Fiddlehead, up close
Jack in the Pulpit
The thing is, when you are close enough to the ground to take pictures this up close and personal you notice other things, too.
Like a tiny spider hiding among the blooms on the Solomon's seal (the black dot is caterpillar frass!)
And the fly that keeps landing on the fiddlehead near the one I'm photographing.
And the wasp (I think) with bright red "thighs."
I wish I'd taken entomology when I was in college. Or that an entomology class was offered at a university near me at a time I could attend the class (the only one I've found near by meets at the same time as our weekly faculty meetings - I'd much rather take the class!).
For you, dear reader, this will (hopefully) mean more and better photographs.

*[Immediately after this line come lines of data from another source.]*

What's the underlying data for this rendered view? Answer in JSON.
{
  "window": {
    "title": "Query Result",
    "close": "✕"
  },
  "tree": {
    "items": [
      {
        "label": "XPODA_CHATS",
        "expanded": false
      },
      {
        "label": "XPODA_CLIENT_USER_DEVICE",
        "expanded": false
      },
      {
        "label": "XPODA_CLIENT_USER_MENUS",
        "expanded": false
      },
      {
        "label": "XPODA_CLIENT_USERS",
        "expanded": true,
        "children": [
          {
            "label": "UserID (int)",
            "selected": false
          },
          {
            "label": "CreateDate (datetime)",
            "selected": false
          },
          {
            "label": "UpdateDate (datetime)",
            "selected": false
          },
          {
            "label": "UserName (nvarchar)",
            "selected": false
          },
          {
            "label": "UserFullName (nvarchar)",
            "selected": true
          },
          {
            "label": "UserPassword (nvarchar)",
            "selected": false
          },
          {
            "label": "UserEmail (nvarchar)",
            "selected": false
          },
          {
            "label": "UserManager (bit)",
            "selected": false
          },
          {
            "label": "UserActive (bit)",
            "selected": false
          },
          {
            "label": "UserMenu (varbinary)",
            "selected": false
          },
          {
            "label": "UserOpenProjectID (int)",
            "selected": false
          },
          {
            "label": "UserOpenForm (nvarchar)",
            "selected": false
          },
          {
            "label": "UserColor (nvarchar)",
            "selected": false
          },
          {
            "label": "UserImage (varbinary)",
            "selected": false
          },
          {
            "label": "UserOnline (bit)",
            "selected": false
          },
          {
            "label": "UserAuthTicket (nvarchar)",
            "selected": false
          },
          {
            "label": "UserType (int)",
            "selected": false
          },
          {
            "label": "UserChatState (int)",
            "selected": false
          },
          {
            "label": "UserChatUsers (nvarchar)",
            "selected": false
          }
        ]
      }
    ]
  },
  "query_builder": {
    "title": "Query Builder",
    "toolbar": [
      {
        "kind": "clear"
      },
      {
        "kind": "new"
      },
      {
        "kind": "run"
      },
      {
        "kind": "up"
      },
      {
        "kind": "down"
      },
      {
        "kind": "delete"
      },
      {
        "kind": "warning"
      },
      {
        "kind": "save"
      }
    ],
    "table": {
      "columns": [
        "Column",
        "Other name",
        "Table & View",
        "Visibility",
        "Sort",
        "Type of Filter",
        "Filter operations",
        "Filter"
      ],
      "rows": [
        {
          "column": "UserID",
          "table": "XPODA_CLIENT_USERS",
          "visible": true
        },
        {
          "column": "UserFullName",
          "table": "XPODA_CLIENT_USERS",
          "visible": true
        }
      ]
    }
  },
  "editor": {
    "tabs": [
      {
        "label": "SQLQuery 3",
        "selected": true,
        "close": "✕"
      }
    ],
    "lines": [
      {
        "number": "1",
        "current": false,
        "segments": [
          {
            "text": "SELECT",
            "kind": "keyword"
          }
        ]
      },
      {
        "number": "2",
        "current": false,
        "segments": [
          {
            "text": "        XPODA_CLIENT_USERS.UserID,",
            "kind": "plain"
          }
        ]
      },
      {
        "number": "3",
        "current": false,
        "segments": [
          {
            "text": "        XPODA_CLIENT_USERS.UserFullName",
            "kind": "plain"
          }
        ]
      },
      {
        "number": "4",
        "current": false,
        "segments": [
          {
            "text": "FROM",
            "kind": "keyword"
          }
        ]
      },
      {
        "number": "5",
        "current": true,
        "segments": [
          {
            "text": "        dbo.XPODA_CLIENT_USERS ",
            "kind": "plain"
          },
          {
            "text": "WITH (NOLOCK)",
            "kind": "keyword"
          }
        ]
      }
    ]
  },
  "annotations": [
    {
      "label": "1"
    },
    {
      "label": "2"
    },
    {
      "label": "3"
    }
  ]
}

If I can muster enough patience to wait out the sea breezes.
Friday, May 15, 2015
What a relief. A long, hard, snowy winter, even by New England standards, a challenging semester at work and now, finally, it's spring like weather and summer break (I love being a lecturing professor!) and my garden is full of blooms. Here's a sampling.
All these irises are from Rainbow Iris Farm
Want something out of the ordinary? This is the place to go.
I wish I had room for more...
Guess which bulb got in the wrong bag...
Very fragrant Viburnum - can you smell it from there?
Some annuals. I have a lot of pots around the yard that I fill with annuals. These are just a sample.
And my volunteers. The "wild" violets that I allow to grow as a cheerful ground cover.
Thanks to Carol at May Dreams for this meme.
Monday, May 11, 2015
I have several plants that will re-seed in the garden - Liatris, Penstemon, Agastache - mostly I don't mind because I can ID the seedlings and pull them out if I don't want them. But I do sometimes worry they're spreading into my neighbor's yard.
Notice the Penstemon is right at the edge of their yard (and yes, I have seen it show up in their yard, too. I guess I need to be better about dead heading).
But what I didn't expect to spread was one of my species tulips! This is a seedling of Little Beauty, a great species tulip that comes back every year [from Brent and Becky]. This looks so good that I may have to order some more and plant them IN my lawn. The foliage would be disguised in the grass and I'd have a spring blooming lawn!
If my neighbor's complain I'll point to their even more problematic bamboo that keep sneaking under the fence! Guess which one will be harder to manage.